What Jesus Never Said
There are lots of things Jesus didn't say. But pastor Will Davis Jr., author of 10 Things Jesus Never Said: And Why You Should Stop Believing Them (Revell), focuses on two main categories: expressions of disapproval and permission to judge. The effect is to counteract judgmentalism against both oneself and others. So Davis aims to comfort Christians who suffer from performance anxiety as well as challenge those who indulge in self-righteousness.
The expressions of disapproval we never hear from Jesus include, for instance: "I'm so disappointed in you," "This wouldn't be happening if you were a better Christian," and "I've given up on you." These have no place in the Bible and, I would add, do not even bear much resemblance to Jesus' many words of warning and condemnation. Jesus' words can be scathing and terrifying (just ask the Pharisees), whereas Davis is concerned with people who are not terrified but suffer from low self-esteem. He wants to help them get rid of the tapes they play in their heads that tell them, when they're disappointed with themselves, that God must be disappointed too.
Then there are examples of the permission to judge that Jesus never gives us: "It's okay not to love certain people," "Everyone should believe and act like you do," and "You don't have to forgive someone who really hurts you." The overarching concern here, and indeed throughout the book, is to replace legalism with a life of grace. If Davis gets his way, the church would be a kinder place, one not so apt to wound people.
Perhaps the most important thing Jesus did say, Davis suggests in his first chapter, is "Come to me, all you who are weary and burdened, and I will give you rest" (Matt. 11:28). He goes on to quote several other passages in which Jesus says, in effect: "I am what you're looking for." For my money, this is the best moment in the book.
Other moments are less endearing. In his enthusiasm for grace, Davis sometimes skirts the borders of antinomianism, and more than once crosses over. He teaches the baleful new form of eternal security doctrine, which tries to assure us that those who have once accepted Christ can proceed to reject him, never repent of it, and still be saved. In this doctrine, grace becomes an abstract principle of salvation that floats free of the person of Christ.
But Davis is not really addressing people who fear damnation. He is writing for Christians who feel pretty comfortably saved but worry there's something second-rate about their Christian lives. Their experience of disapproval is not like being afraid of an angry father, but rather like the guilt induced by manipulative parents who say your behavior makes them feel sad. Davis's book is about getting free from the devastating emotional effect of internalizing this kind of manipulation. It's a good story, so far as it goes. But better still, I think, would be to learn to be sinners who fear God and repent.

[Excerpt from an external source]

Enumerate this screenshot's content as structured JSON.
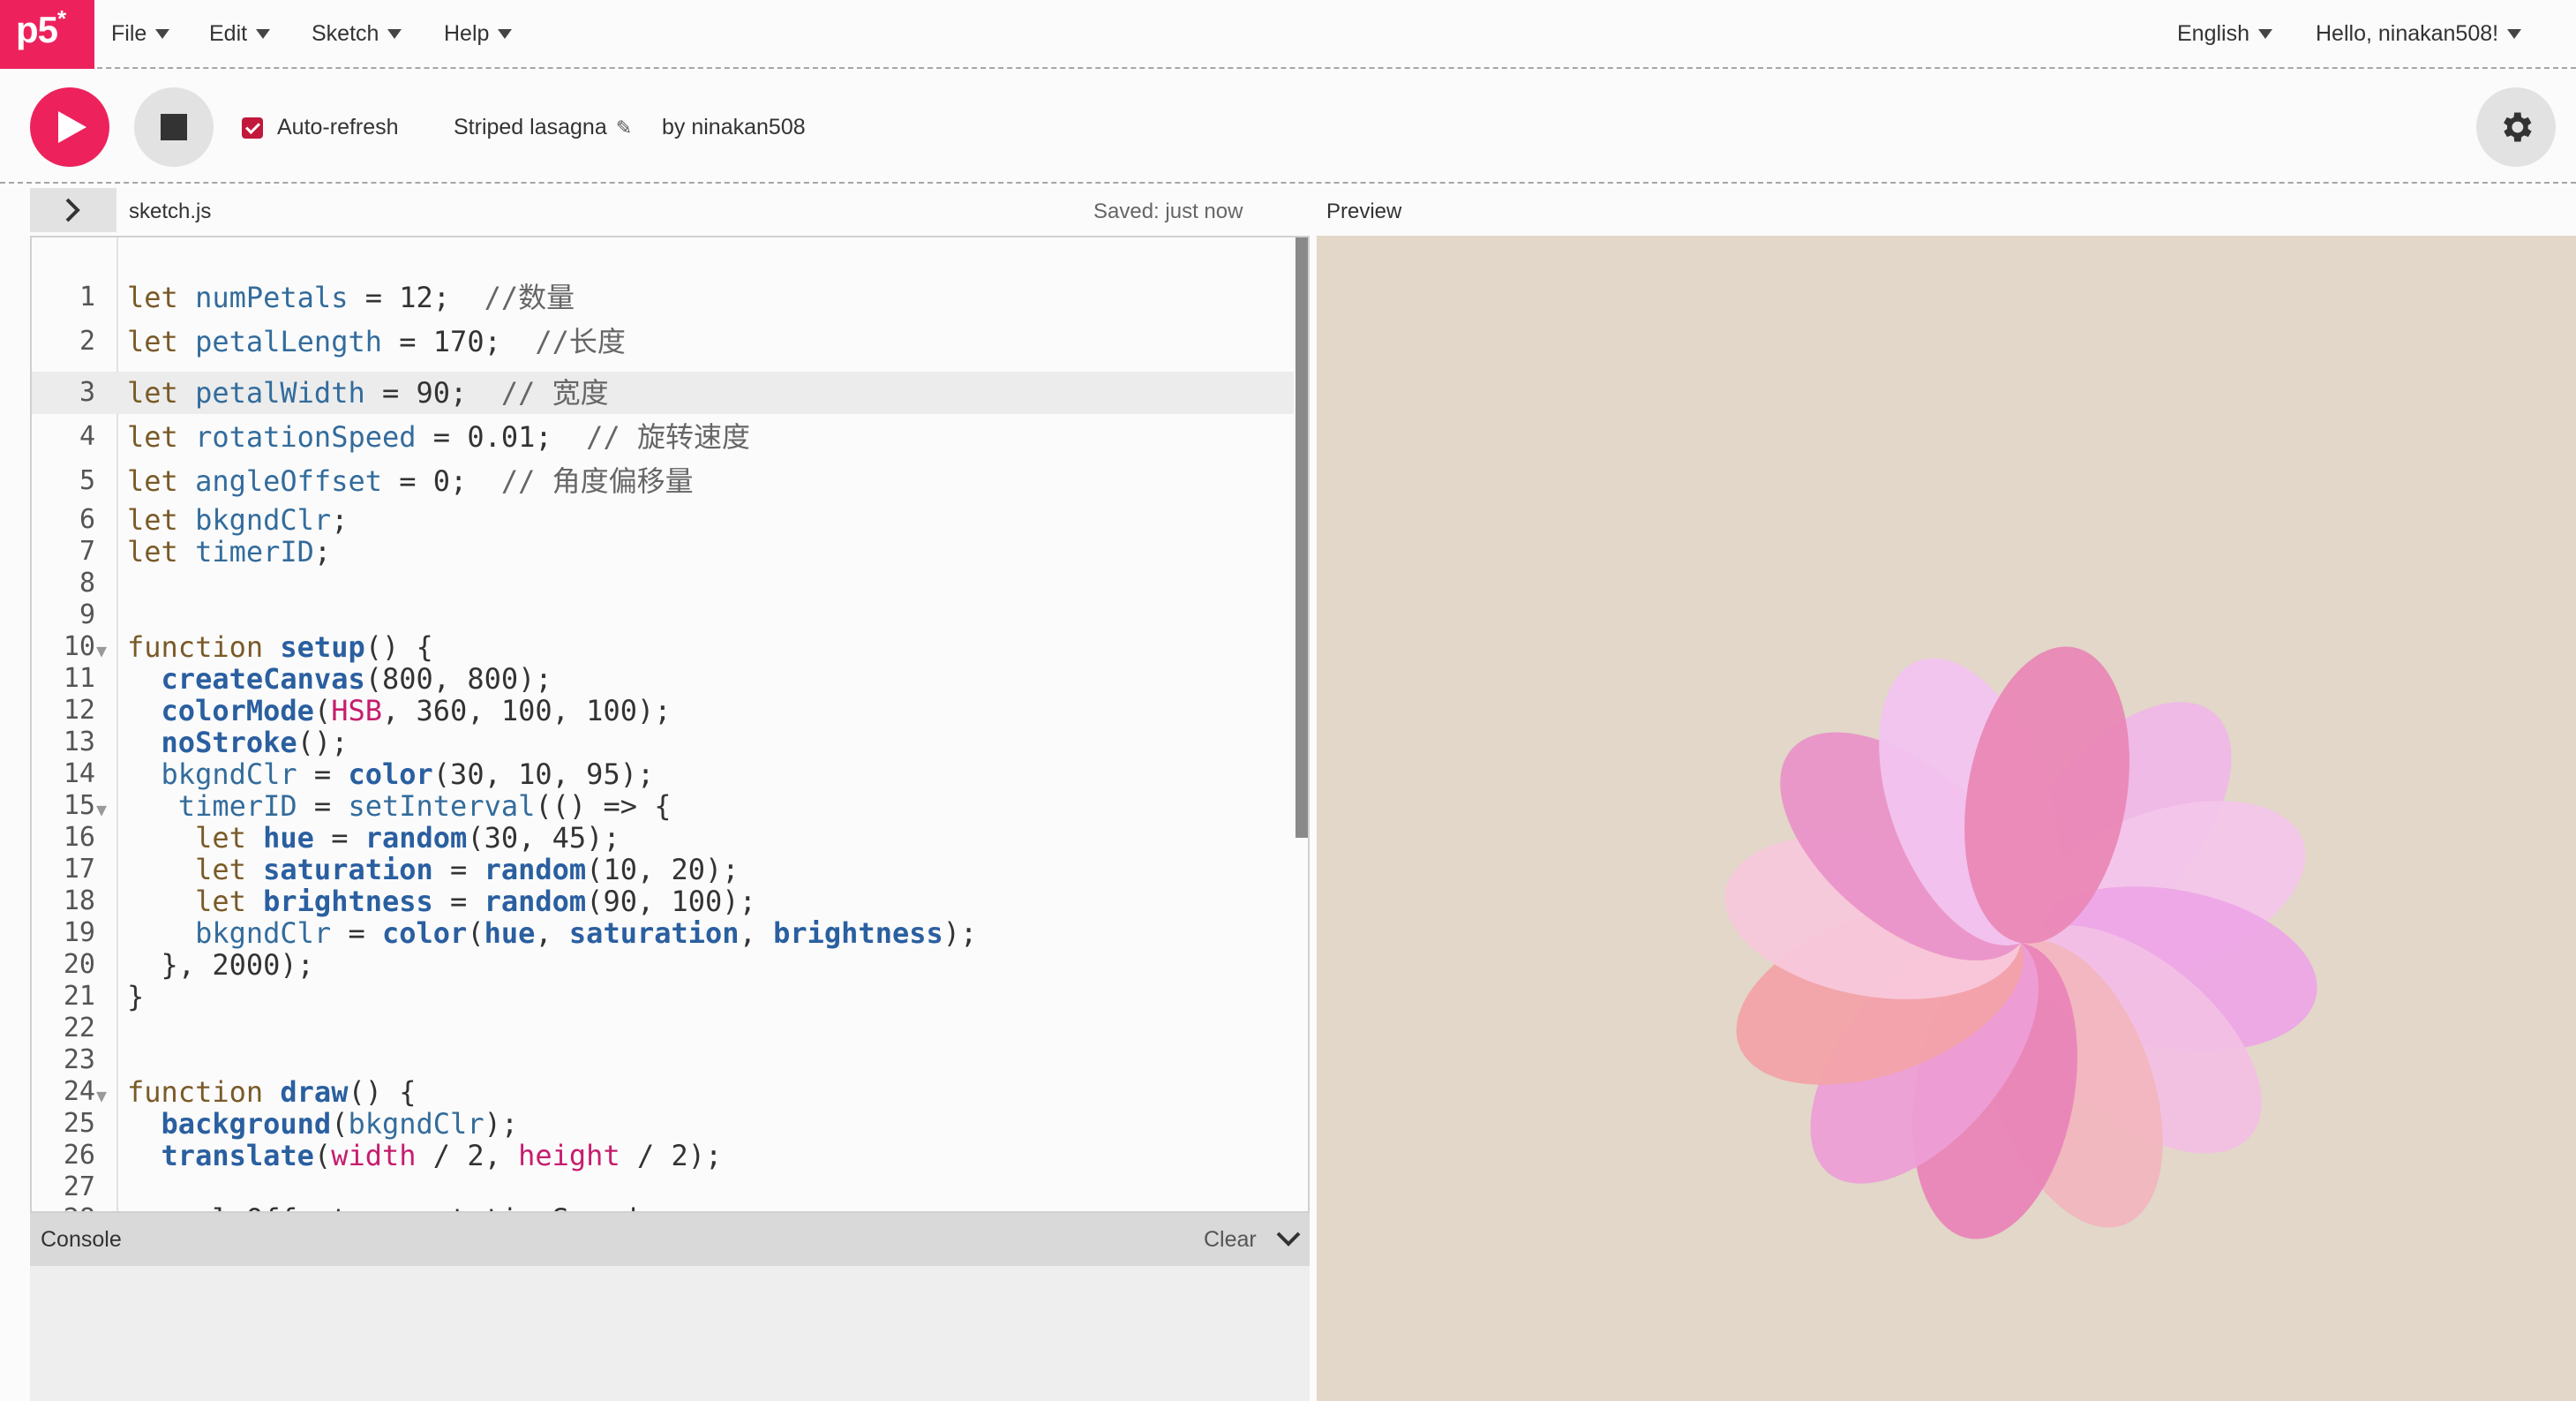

In his conclusion, which is the second best moment in the book, Davis does give us something better than antinomianism. We are not left with a grace that bears all our burdens while we have no work to do. Rather, Jesus gives us burdens of his own when he says, "Take my yoke upon you and learn from me …. For my yoke is easy and my burden is light" (Matt. 11:29-30). That yoke is a life of learning, love, and service. It includes hard work and even suffering, but removes the heavy psychological burden of performance anxiety. It's a good trade.